Your task:
Output each line of the listing exactly, though pictures are not to appear.

----- Extracted data -----

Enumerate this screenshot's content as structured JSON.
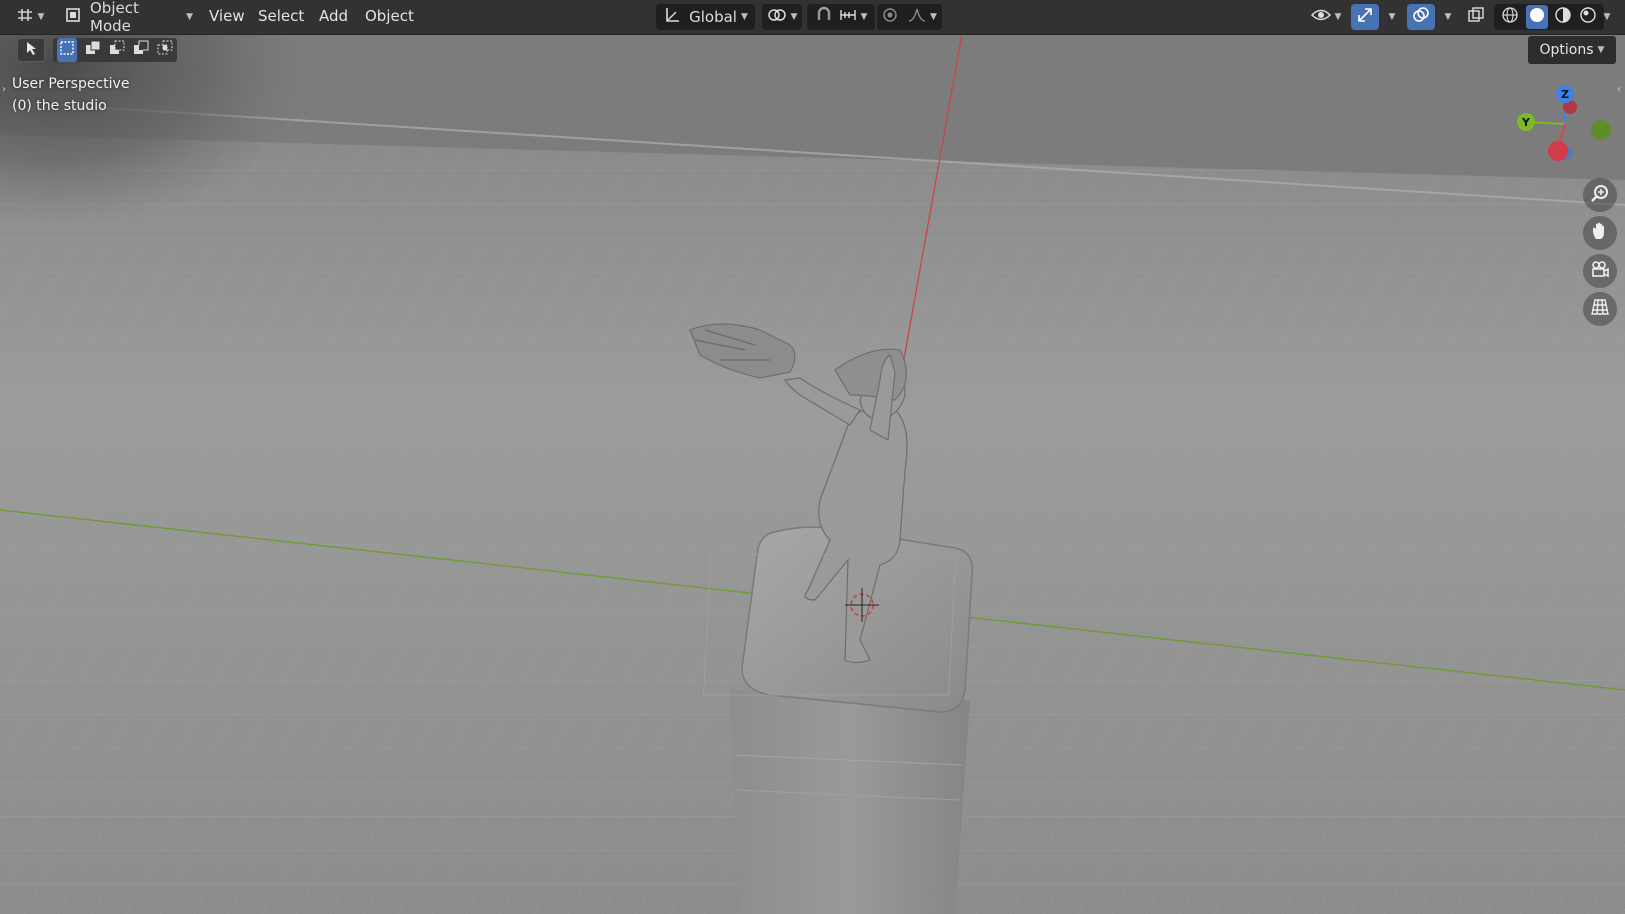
{
  "header": {
    "editor_type_icon": "editor-type-icon",
    "mode_label": "Object Mode",
    "menus": [
      "View",
      "Select",
      "Add",
      "Object"
    ],
    "orientation_label": "Global",
    "options_label": "Options"
  },
  "overlay": {
    "line1": "User Perspective",
    "line2": "(0) the studio"
  },
  "gizmo": {
    "z_label": "Z",
    "y_label": "Y",
    "colors": {
      "x": "#e0404e",
      "y": "#7dba2a",
      "z": "#3f82e6"
    }
  },
  "nav_icons": [
    "zoom-icon",
    "hand-pan-icon",
    "camera-icon",
    "grid-ortho-icon"
  ],
  "colors": {
    "header_bg": "#303030",
    "accent": "#4772b3",
    "x_axis_line": "#c8454a",
    "y_axis_line": "#6d9a2e"
  }
}
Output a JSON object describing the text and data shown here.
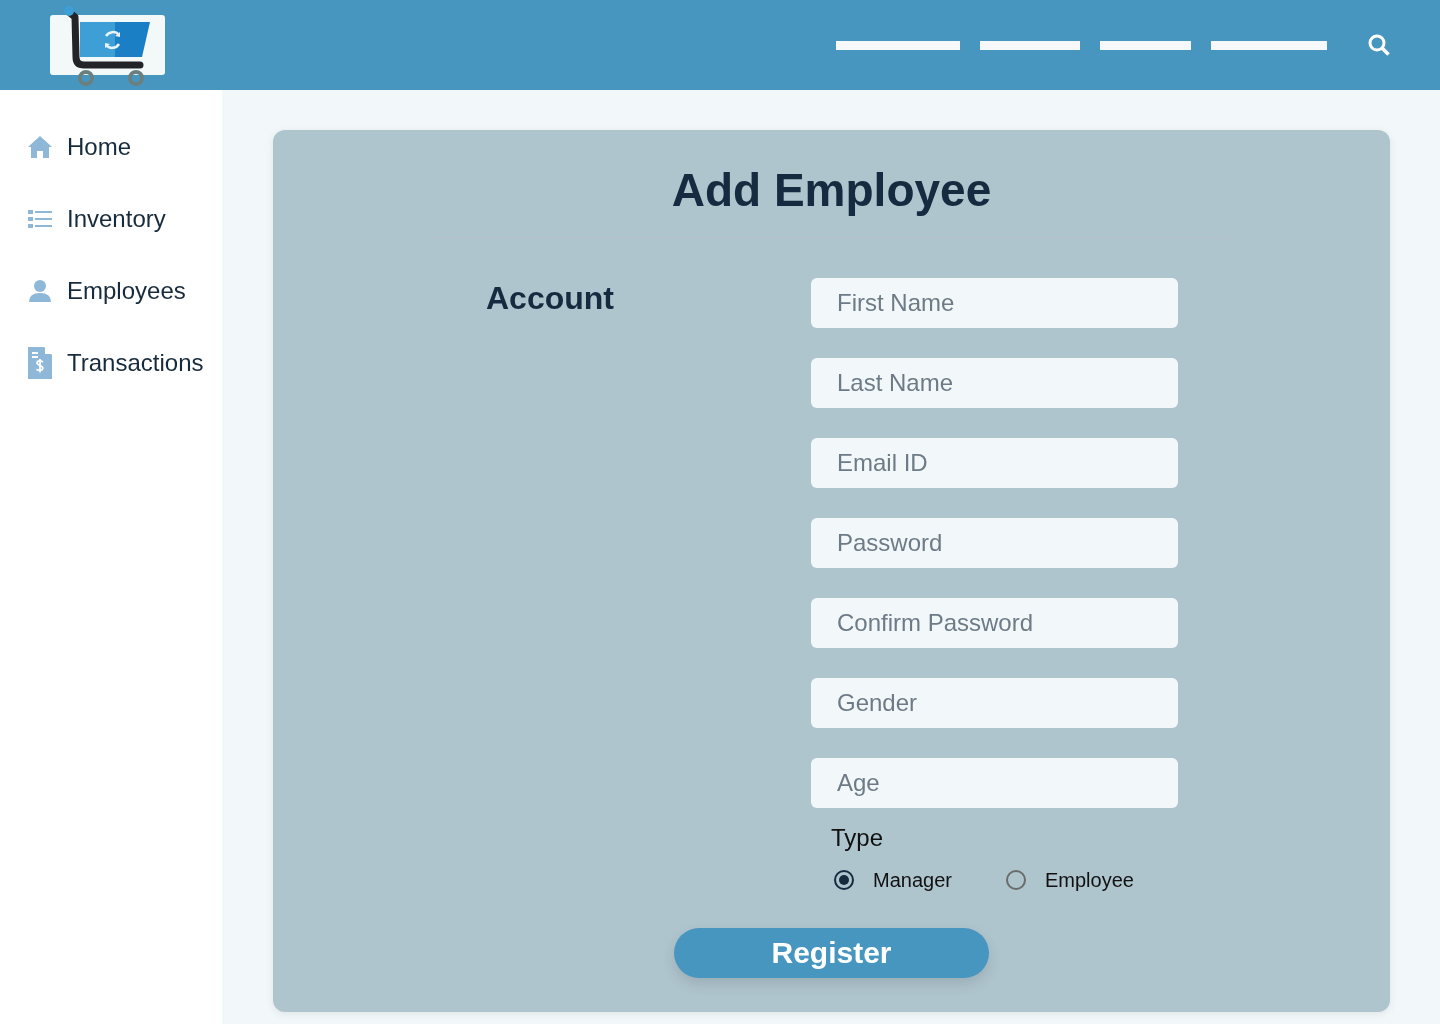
{
  "sidebar": {
    "items": [
      {
        "label": "Home",
        "kind": "home"
      },
      {
        "label": "Inventory",
        "kind": "list"
      },
      {
        "label": "Employees",
        "kind": "person"
      },
      {
        "label": "Transactions",
        "kind": "invoice"
      }
    ]
  },
  "form": {
    "title": "Add Employee",
    "section_label": "Account",
    "fields": [
      {
        "placeholder": "First Name"
      },
      {
        "placeholder": "Last Name"
      },
      {
        "placeholder": "Email ID"
      },
      {
        "placeholder": "Password"
      },
      {
        "placeholder": "Confirm Password"
      },
      {
        "placeholder": "Gender"
      },
      {
        "placeholder": "Age"
      }
    ],
    "type_group": {
      "label": "Type",
      "options": [
        {
          "label": "Manager",
          "selected": true
        },
        {
          "label": "Employee",
          "selected": false
        }
      ]
    },
    "submit_button": "Register"
  }
}
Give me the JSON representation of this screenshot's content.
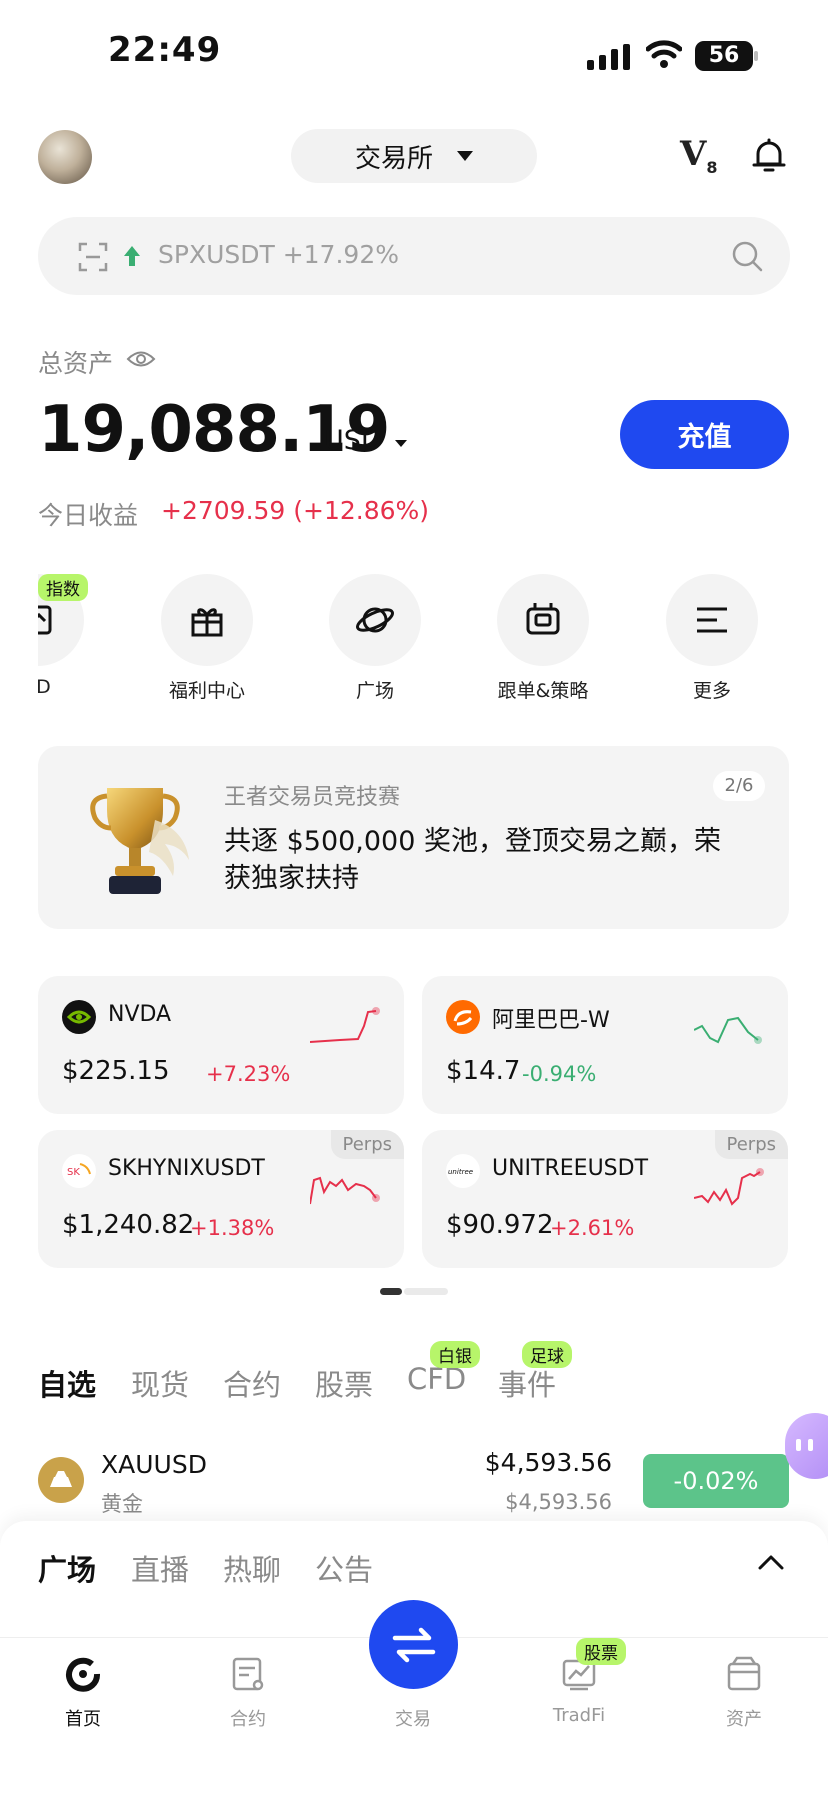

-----

Result:
Enumerate this screenshot's content as structured JSON.
{
  "header": {
    "editor_type_icon": "editor-type-icon",
    "mode_label": "Object Mode",
    "menus": [
      "View",
      "Select",
      "Add",
      "Object"
    ],
    "orientation_label": "Global",
    "options_label": "Options"
  },
  "overlay": {
    "line1": "User Perspective",
    "line2": "(0) the studio"
  },
  "gizmo": {
    "z_label": "Z",
    "y_label": "Y",
    "colors": {
      "x": "#e0404e",
      "y": "#7dba2a",
      "z": "#3f82e6"
    }
  },
  "nav_icons": [
    "zoom-icon",
    "hand-pan-icon",
    "camera-icon",
    "grid-ortho-icon"
  ],
  "colors": {
    "header_bg": "#303030",
    "accent": "#4772b3",
    "x_axis_line": "#c8454a",
    "y_axis_line": "#6d9a2e"
  }
}
Output a JSON object describing the text and data shown here.
{
  "sidebar": {
    "items": [
      {
        "label": "Home",
        "kind": "home"
      },
      {
        "label": "Inventory",
        "kind": "list"
      },
      {
        "label": "Employees",
        "kind": "person"
      },
      {
        "label": "Transactions",
        "kind": "invoice"
      }
    ]
  },
  "form": {
    "title": "Add Employee",
    "section_label": "Account",
    "fields": [
      {
        "placeholder": "First Name"
      },
      {
        "placeholder": "Last Name"
      },
      {
        "placeholder": "Email ID"
      },
      {
        "placeholder": "Password"
      },
      {
        "placeholder": "Confirm Password"
      },
      {
        "placeholder": "Gender"
      },
      {
        "placeholder": "Age"
      }
    ],
    "type_group": {
      "label": "Type",
      "options": [
        {
          "label": "Manager",
          "selected": true
        },
        {
          "label": "Employee",
          "selected": false
        }
      ]
    },
    "submit_button": "Register"
  }
}
Give me the JSON representation of this screenshot's content.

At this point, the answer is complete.